TASK TO CARRY OUT: What is needed is an exact copy of every record below.

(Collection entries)
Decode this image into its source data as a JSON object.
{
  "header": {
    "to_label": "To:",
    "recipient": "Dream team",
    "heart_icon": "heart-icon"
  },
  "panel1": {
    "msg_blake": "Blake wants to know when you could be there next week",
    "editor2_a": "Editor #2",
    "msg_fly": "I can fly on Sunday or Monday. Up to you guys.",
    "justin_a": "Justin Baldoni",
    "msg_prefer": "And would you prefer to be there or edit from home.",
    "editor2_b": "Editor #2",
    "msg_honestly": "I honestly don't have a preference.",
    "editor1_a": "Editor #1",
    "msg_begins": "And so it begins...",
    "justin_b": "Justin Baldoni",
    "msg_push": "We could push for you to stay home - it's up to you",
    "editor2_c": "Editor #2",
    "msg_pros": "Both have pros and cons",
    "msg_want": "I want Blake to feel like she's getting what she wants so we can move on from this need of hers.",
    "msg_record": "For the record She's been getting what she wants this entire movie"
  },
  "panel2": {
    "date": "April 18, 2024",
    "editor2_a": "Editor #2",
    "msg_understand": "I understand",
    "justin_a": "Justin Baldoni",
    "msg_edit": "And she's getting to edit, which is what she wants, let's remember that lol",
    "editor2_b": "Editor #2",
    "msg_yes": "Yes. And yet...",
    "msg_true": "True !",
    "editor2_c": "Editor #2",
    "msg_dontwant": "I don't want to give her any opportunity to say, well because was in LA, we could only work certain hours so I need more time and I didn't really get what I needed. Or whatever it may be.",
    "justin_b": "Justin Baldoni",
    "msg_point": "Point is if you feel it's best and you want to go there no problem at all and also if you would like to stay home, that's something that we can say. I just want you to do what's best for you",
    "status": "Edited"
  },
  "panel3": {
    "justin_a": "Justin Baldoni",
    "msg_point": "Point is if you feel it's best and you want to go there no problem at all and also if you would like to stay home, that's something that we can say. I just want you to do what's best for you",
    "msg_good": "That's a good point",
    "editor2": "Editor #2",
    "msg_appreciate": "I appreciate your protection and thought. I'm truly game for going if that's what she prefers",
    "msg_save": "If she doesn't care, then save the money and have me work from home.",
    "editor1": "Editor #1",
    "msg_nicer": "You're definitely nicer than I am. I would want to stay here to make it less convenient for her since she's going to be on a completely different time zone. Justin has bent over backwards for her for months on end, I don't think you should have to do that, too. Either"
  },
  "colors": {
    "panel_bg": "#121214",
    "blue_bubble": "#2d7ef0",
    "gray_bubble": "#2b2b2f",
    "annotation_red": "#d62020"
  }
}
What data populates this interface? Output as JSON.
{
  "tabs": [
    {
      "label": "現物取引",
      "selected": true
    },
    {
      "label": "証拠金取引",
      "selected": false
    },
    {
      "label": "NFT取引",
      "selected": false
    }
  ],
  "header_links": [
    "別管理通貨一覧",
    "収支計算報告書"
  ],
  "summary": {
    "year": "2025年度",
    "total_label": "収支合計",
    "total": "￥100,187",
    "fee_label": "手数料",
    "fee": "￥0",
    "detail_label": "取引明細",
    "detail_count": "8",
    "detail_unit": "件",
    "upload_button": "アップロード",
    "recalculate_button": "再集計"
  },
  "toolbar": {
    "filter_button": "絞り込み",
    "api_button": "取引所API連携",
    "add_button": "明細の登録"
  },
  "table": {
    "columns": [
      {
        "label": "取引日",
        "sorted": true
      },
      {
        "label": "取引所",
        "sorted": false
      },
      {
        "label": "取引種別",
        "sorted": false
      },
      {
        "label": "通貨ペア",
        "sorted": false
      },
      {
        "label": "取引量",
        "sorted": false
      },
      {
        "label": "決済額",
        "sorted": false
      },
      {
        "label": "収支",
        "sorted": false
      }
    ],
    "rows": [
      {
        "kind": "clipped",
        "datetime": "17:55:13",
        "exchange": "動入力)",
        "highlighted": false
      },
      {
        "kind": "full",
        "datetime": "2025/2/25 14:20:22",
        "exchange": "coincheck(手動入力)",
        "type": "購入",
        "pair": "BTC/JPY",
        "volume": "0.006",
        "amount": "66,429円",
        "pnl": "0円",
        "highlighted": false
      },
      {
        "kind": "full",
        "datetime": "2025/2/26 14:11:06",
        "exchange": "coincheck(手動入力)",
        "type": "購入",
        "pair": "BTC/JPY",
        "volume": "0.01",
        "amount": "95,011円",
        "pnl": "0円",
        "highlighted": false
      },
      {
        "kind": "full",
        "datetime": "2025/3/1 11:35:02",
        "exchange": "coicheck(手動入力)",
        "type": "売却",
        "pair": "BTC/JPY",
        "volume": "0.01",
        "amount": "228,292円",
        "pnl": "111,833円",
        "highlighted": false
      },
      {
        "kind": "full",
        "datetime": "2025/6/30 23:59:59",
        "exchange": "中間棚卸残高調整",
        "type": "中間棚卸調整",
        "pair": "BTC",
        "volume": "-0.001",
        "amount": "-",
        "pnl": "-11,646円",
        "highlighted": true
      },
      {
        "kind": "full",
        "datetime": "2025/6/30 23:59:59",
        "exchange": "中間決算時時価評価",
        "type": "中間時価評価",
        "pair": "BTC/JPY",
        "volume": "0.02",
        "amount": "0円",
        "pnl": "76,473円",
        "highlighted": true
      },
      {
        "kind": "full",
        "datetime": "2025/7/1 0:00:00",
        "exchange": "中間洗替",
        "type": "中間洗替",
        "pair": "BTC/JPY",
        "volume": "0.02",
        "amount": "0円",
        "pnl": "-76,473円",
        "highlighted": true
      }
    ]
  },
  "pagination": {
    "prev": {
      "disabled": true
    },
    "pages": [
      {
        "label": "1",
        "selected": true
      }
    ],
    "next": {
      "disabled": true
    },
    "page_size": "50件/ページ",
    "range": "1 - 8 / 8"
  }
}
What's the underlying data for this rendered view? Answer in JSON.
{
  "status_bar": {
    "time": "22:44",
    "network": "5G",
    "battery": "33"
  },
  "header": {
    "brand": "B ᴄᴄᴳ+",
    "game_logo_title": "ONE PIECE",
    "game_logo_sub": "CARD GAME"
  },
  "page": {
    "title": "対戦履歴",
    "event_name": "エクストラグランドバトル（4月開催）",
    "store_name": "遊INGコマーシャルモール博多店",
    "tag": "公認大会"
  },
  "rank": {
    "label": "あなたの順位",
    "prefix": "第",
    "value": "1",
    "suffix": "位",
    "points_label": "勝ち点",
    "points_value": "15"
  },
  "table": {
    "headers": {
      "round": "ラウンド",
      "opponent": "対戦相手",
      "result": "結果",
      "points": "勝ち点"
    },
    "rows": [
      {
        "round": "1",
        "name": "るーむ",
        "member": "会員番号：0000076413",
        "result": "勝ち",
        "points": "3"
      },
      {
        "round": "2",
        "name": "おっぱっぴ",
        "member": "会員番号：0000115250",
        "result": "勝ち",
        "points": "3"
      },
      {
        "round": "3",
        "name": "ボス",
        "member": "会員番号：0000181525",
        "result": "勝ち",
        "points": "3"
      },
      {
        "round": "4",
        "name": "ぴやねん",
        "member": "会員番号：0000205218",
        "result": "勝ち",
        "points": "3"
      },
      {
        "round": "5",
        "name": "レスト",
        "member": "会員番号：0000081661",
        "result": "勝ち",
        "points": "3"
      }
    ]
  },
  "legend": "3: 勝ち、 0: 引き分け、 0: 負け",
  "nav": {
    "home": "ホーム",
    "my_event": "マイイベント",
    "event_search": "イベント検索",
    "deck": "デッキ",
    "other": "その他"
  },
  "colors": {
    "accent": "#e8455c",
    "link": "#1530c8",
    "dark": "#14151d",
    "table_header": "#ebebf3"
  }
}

THE ANSWER:
Decode this image into its source data as a JSON object.
{
  "header": {
    "to_label": "To:",
    "recipient": "Dream team",
    "heart_icon": "heart-icon"
  },
  "panel1": {
    "msg_blake": "Blake wants to know when you could be there next week",
    "editor2_a": "Editor #2",
    "msg_fly": "I can fly on Sunday or Monday. Up to you guys.",
    "justin_a": "Justin Baldoni",
    "msg_prefer": "And would you prefer to be there or edit from home.",
    "editor2_b": "Editor #2",
    "msg_honestly": "I honestly don't have a preference.",
    "editor1_a": "Editor #1",
    "msg_begins": "And so it begins...",
    "justin_b": "Justin Baldoni",
    "msg_push": "We could push for you to stay home - it's up to you",
    "editor2_c": "Editor #2",
    "msg_pros": "Both have pros and cons",
    "msg_want": "I want Blake to feel like she's getting what she wants so we can move on from this need of hers.",
    "msg_record": "For the record She's been getting what she wants this entire movie"
  },
  "panel2": {
    "date": "April 18, 2024",
    "editor2_a": "Editor #2",
    "msg_understand": "I understand",
    "justin_a": "Justin Baldoni",
    "msg_edit": "And she's getting to edit, which is what she wants, let's remember that lol",
    "editor2_b": "Editor #2",
    "msg_yes": "Yes. And yet...",
    "msg_true": "True !",
    "editor2_c": "Editor #2",
    "msg_dontwant": "I don't want to give her any opportunity to say, well because was in LA, we could only work certain hours so I need more time and I didn't really get what I needed. Or whatever it may be.",
    "justin_b": "Justin Baldoni",
    "msg_point": "Point is if you feel it's best and you want to go there no problem at all and also if you would like to stay home, that's something that we can say. I just want you to do what's best for you",
    "status": "Edited"
  },
  "panel3": {
    "justin_a": "Justin Baldoni",
    "msg_point": "Point is if you feel it's best and you want to go there no problem at all and also if you would like to stay home, that's something that we can say. I just want you to do what's best for you",
    "msg_good": "That's a good point",
    "editor2": "Editor #2",
    "msg_appreciate": "I appreciate your protection and thought. I'm truly game for going if that's what she prefers",
    "msg_save": "If she doesn't care, then save the money and have me work from home.",
    "editor1": "Editor #1",
    "msg_nicer": "You're definitely nicer than I am. I would want to stay here to make it less convenient for her since she's going to be on a completely different time zone. Justin has bent over backwards for her for months on end, I don't think you should have to do that, too. Either"
  },
  "colors": {
    "panel_bg": "#121214",
    "blue_bubble": "#2d7ef0",
    "gray_bubble": "#2b2b2f",
    "annotation_red": "#d62020"
  }
}
What data populates this interface? Output as JSON.
{
  "tabs": [
    {
      "label": "現物取引",
      "selected": true
    },
    {
      "label": "証拠金取引",
      "selected": false
    },
    {
      "label": "NFT取引",
      "selected": false
    }
  ],
  "header_links": [
    "別管理通貨一覧",
    "収支計算報告書"
  ],
  "summary": {
    "year": "2025年度",
    "total_label": "収支合計",
    "total": "￥100,187",
    "fee_label": "手数料",
    "fee": "￥0",
    "detail_label": "取引明細",
    "detail_count": "8",
    "detail_unit": "件",
    "upload_button": "アップロード",
    "recalculate_button": "再集計"
  },
  "toolbar": {
    "filter_button": "絞り込み",
    "api_button": "取引所API連携",
    "add_button": "明細の登録"
  },
  "table": {
    "columns": [
      {
        "label": "取引日",
        "sorted": true
      },
      {
        "label": "取引所",
        "sorted": false
      },
      {
        "label": "取引種別",
        "sorted": false
      },
      {
        "label": "通貨ペア",
        "sorted": false
      },
      {
        "label": "取引量",
        "sorted": false
      },
      {
        "label": "決済額",
        "sorted": false
      },
      {
        "label": "収支",
        "sorted": false
      }
    ],
    "rows": [
      {
        "kind": "clipped",
        "datetime": "17:55:13",
        "exchange": "動入力)",
        "highlighted": false
      },
      {
        "kind": "full",
        "datetime": "2025/2/25 14:20:22",
        "exchange": "coincheck(手動入力)",
        "type": "購入",
        "pair": "BTC/JPY",
        "volume": "0.006",
        "amount": "66,429円",
        "pnl": "0円",
        "highlighted": false
      },
      {
        "kind": "full",
        "datetime": "2025/2/26 14:11:06",
        "exchange": "coincheck(手動入力)",
        "type": "購入",
        "pair": "BTC/JPY",
        "volume": "0.01",
        "amount": "95,011円",
        "pnl": "0円",
        "highlighted": false
      },
      {
        "kind": "full",
        "datetime": "2025/3/1 11:35:02",
        "exchange": "coicheck(手動入力)",
        "type": "売却",
        "pair": "BTC/JPY",
        "volume": "0.01",
        "amount": "228,292円",
        "pnl": "111,833円",
        "highlighted": false
      },
      {
        "kind": "full",
        "datetime": "2025/6/30 23:59:59",
        "exchange": "中間棚卸残高調整",
        "type": "中間棚卸調整",
        "pair": "BTC",
        "volume": "-0.001",
        "amount": "-",
        "pnl": "-11,646円",
        "highlighted": true
      },
      {
        "kind": "full",
        "datetime": "2025/6/30 23:59:59",
        "exchange": "中間決算時時価評価",
        "type": "中間時価評価",
        "pair": "BTC/JPY",
        "volume": "0.02",
        "amount": "0円",
        "pnl": "76,473円",
        "highlighted": true
      },
      {
        "kind": "full",
        "datetime": "2025/7/1 0:00:00",
        "exchange": "中間洗替",
        "type": "中間洗替",
        "pair": "BTC/JPY",
        "volume": "0.02",
        "amount": "0円",
        "pnl": "-76,473円",
        "highlighted": true
      }
    ]
  },
  "pagination": {
    "prev": {
      "disabled": true
    },
    "pages": [
      {
        "label": "1",
        "selected": true
      }
    ],
    "next": {
      "disabled": true
    },
    "page_size": "50件/ページ",
    "range": "1 - 8 / 8"
  }
}
What's the underlying data for this rendered view? Answer in JSON.
{
  "status_bar": {
    "time": "22:44",
    "network": "5G",
    "battery": "33"
  },
  "header": {
    "brand": "B ᴄᴄᴳ+",
    "game_logo_title": "ONE PIECE",
    "game_logo_sub": "CARD GAME"
  },
  "page": {
    "title": "対戦履歴",
    "event_name": "エクストラグランドバトル（4月開催）",
    "store_name": "遊INGコマーシャルモール博多店",
    "tag": "公認大会"
  },
  "rank": {
    "label": "あなたの順位",
    "prefix": "第",
    "value": "1",
    "suffix": "位",
    "points_label": "勝ち点",
    "points_value": "15"
  },
  "table": {
    "headers": {
      "round": "ラウンド",
      "opponent": "対戦相手",
      "result": "結果",
      "points": "勝ち点"
    },
    "rows": [
      {
        "round": "1",
        "name": "るーむ",
        "member": "会員番号：0000076413",
        "result": "勝ち",
        "points": "3"
      },
      {
        "round": "2",
        "name": "おっぱっぴ",
        "member": "会員番号：0000115250",
        "result": "勝ち",
        "points": "3"
      },
      {
        "round": "3",
        "name": "ボス",
        "member": "会員番号：0000181525",
        "result": "勝ち",
        "points": "3"
      },
      {
        "round": "4",
        "name": "ぴやねん",
        "member": "会員番号：0000205218",
        "result": "勝ち",
        "points": "3"
      },
      {
        "round": "5",
        "name": "レスト",
        "member": "会員番号：0000081661",
        "result": "勝ち",
        "points": "3"
      }
    ]
  },
  "legend": "3: 勝ち、 0: 引き分け、 0: 負け",
  "nav": {
    "home": "ホーム",
    "my_event": "マイイベント",
    "event_search": "イベント検索",
    "deck": "デッキ",
    "other": "その他"
  },
  "colors": {
    "accent": "#e8455c",
    "link": "#1530c8",
    "dark": "#14151d",
    "table_header": "#ebebf3"
  }
}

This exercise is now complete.